*** Records for the task ***

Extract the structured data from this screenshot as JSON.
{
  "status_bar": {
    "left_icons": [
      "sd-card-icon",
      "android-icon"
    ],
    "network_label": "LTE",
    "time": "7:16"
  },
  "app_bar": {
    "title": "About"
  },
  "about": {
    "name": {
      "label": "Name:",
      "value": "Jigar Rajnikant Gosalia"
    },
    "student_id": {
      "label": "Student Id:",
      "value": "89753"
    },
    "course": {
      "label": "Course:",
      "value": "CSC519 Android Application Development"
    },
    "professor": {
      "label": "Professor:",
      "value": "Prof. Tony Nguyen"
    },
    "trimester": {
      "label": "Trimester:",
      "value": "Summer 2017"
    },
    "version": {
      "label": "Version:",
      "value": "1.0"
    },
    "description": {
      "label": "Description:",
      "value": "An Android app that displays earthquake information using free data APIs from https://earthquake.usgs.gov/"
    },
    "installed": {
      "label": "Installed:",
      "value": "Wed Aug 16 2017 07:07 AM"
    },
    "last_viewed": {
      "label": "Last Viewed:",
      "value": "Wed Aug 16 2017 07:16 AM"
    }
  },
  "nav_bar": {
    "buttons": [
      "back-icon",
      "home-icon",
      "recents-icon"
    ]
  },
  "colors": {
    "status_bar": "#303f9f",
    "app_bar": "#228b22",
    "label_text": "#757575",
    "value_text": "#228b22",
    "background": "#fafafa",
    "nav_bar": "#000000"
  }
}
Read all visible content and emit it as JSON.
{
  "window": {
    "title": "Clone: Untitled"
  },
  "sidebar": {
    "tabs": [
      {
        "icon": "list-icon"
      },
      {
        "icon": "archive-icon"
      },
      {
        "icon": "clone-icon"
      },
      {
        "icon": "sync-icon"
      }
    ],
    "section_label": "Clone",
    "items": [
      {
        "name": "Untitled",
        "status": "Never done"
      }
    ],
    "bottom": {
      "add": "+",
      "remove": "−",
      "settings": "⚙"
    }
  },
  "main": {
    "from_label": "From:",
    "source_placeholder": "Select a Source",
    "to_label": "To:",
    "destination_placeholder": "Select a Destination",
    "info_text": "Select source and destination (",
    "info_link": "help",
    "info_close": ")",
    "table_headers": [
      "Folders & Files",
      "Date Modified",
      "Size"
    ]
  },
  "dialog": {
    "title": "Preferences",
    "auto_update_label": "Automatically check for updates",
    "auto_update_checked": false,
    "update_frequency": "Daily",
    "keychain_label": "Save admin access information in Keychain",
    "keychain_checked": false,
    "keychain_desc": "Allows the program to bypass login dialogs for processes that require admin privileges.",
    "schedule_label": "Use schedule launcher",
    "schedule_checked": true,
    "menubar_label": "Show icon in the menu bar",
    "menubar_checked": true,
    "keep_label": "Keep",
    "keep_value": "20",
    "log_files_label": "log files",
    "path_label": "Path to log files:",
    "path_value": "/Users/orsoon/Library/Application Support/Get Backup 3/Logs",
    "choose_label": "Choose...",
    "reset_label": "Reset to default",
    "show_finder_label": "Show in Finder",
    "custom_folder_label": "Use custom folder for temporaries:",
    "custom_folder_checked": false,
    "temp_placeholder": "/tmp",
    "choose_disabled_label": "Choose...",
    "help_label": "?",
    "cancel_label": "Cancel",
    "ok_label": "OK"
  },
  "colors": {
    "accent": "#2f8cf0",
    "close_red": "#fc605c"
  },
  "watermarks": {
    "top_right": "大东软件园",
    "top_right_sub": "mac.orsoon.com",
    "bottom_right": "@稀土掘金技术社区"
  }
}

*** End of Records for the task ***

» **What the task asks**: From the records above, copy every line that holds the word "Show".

» **Reply**:
    "menubar_label": "Show icon in the menu bar",
    "show_finder_label": "Show in Finder",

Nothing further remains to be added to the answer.